Instead, Khan and his allies see classrooms thrumming with creative activity, spurred by the fact that kids will have already engaged the subject matter through the online lessons.
His ideal classroom, Khan said, is not a bunch of chairs all positioned to look at a teacher standing in front of the class, but a "much more collaborative space."
"It's not one pace fits all anymore," he said. "The teacher will be doing focused interventions with them. They will be monitoring them, inspiring them. They won't be lecturing them."
About 25 to 30 schools, most of them based around Silicon Valley, have started implementing the Khan Academy as a pilot program, exploring how it might change teaching and learning.
Khan and his academy have plenty of critics. Some argue that his approach is likely to work only for students who are already motivated self-starters -- while leaving many other kids behind. And other critics contend that online learning dilutes an essential dimension of learning: The human connection between good teachers and students.
Khan said the best answer to his critics comes from the very kids who use his lessons and exercises.
"The single biggest thing that happened, not obvious to us at first, the teachers and the principal told us is that the students started to take ownership of their learning," he said. "They started not to say, 'Hey, I'm passive, tell me what to do next.' They started to say, 'These are my goals. I'm going to seek out information, teacher, you are my coach, you're my mentor, help me do it.'"
Times are changing, but one thing is constant: The preciousness of our children, the beauty of their young minds, the hopes we have for them.

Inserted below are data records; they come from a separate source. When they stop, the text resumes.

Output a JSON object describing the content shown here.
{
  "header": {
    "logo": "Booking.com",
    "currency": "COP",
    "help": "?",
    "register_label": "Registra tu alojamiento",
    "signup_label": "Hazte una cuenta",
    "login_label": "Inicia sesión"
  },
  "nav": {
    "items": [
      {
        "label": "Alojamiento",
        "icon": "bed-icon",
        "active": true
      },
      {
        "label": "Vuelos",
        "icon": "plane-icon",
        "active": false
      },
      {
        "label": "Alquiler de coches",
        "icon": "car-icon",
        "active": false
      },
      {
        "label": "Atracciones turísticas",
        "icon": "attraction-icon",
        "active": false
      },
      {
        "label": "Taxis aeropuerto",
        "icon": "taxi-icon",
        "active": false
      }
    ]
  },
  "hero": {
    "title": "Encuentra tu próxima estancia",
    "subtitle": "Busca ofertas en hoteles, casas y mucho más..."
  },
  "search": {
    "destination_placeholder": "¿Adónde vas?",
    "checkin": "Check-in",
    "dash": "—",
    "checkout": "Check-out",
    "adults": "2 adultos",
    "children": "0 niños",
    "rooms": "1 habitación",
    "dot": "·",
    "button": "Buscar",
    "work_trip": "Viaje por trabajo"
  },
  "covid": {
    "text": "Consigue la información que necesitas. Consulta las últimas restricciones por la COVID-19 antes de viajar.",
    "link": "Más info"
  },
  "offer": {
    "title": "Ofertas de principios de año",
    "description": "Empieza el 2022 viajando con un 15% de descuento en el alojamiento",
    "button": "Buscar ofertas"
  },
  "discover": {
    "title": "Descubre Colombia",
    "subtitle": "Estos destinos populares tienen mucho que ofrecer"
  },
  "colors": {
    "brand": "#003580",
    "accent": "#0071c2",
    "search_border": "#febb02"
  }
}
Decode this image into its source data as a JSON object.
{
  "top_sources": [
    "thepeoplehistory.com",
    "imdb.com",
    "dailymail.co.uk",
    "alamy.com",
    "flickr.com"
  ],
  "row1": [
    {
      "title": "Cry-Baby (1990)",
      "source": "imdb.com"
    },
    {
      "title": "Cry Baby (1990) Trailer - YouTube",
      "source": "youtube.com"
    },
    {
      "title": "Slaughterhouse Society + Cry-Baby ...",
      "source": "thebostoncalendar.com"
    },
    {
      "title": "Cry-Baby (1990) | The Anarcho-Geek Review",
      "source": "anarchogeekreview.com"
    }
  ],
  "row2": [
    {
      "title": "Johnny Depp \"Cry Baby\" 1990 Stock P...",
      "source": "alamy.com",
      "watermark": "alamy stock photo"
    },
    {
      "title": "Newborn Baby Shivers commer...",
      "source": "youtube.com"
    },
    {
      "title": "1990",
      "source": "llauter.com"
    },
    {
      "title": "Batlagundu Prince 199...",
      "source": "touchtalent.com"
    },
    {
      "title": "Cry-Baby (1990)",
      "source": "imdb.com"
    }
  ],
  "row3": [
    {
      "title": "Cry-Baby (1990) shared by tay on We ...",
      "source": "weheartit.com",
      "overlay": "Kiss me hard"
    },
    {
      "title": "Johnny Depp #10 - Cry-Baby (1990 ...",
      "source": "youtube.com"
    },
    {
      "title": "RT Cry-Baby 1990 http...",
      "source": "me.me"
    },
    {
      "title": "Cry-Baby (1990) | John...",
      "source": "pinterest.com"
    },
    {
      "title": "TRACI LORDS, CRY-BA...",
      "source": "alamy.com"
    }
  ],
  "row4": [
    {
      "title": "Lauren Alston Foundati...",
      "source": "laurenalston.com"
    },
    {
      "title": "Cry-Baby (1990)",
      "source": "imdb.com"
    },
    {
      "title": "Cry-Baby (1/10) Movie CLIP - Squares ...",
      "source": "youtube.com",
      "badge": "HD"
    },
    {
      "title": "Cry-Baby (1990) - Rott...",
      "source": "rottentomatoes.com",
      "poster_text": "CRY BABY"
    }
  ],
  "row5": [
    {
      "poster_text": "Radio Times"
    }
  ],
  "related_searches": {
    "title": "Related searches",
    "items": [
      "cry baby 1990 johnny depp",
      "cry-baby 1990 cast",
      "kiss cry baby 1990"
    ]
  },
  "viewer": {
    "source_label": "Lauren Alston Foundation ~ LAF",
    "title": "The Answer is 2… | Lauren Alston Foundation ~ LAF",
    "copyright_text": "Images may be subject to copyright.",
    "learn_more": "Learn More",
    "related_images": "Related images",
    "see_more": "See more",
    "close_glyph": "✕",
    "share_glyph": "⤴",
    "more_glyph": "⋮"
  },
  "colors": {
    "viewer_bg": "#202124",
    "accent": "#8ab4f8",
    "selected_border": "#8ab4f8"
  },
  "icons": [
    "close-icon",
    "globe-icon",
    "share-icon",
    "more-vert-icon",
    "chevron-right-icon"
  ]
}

They are already online. Maybe, at least in some ways, that is where their classrooms can be too.